How Waterskiing Works

Waterskiing Basics

Before you start waterskiing, it's important to have a method of communication worked out between you and the people on your boat. Here are a few generally accepted hand signals.

To waterski, you should start in a sitting position in the water with your knees bent and weight shifted to the back of your skis -- so the front tips of your skis will poke out of the water. Make sure to maintain your balance; the forces pushing and pulling will make balance a little tricky. As the boat accelerates, it will begin to pull you. At that point, all you need to do is stand up. To do this, keep your arms straight out in front of you and your back straight as well, but bend your knees. If you want to get some practice before you hit the water, you can try stretching your arms out straight and lowering yourself in a chair at home a couple of times to get the feel for this motion before you hit the water.

After you've begun gliding along, you should keep your knees bent.

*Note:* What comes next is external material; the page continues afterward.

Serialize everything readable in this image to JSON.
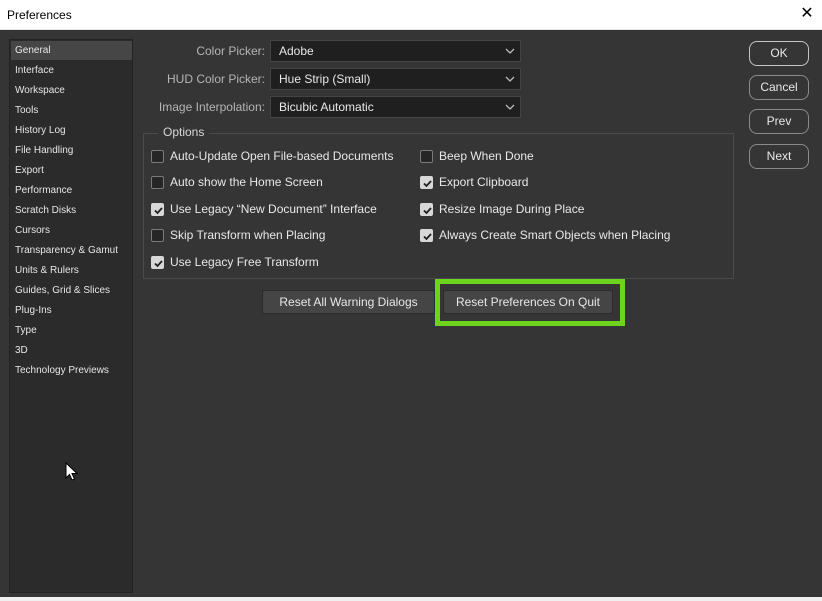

This will help to absorb any of the bumps you might encounter. While you're skiing, be sure to stay behind the boat as it turns. That way you'll be inside the boat's wake, the waves created by the boat. If you're following to the side of the boat, outside the wake, you'll whip around pretty quickly as it turns. Once you become more advanced, you can try to maneuver, cut and jump outside the wake.

When you need to stop, sit on your skis and let go of the rope. That way, you'll glide for a while and come in for a smooth landing. Don't try to ski into the dock. Rather, come in for a safe landing away from any object you could collide with.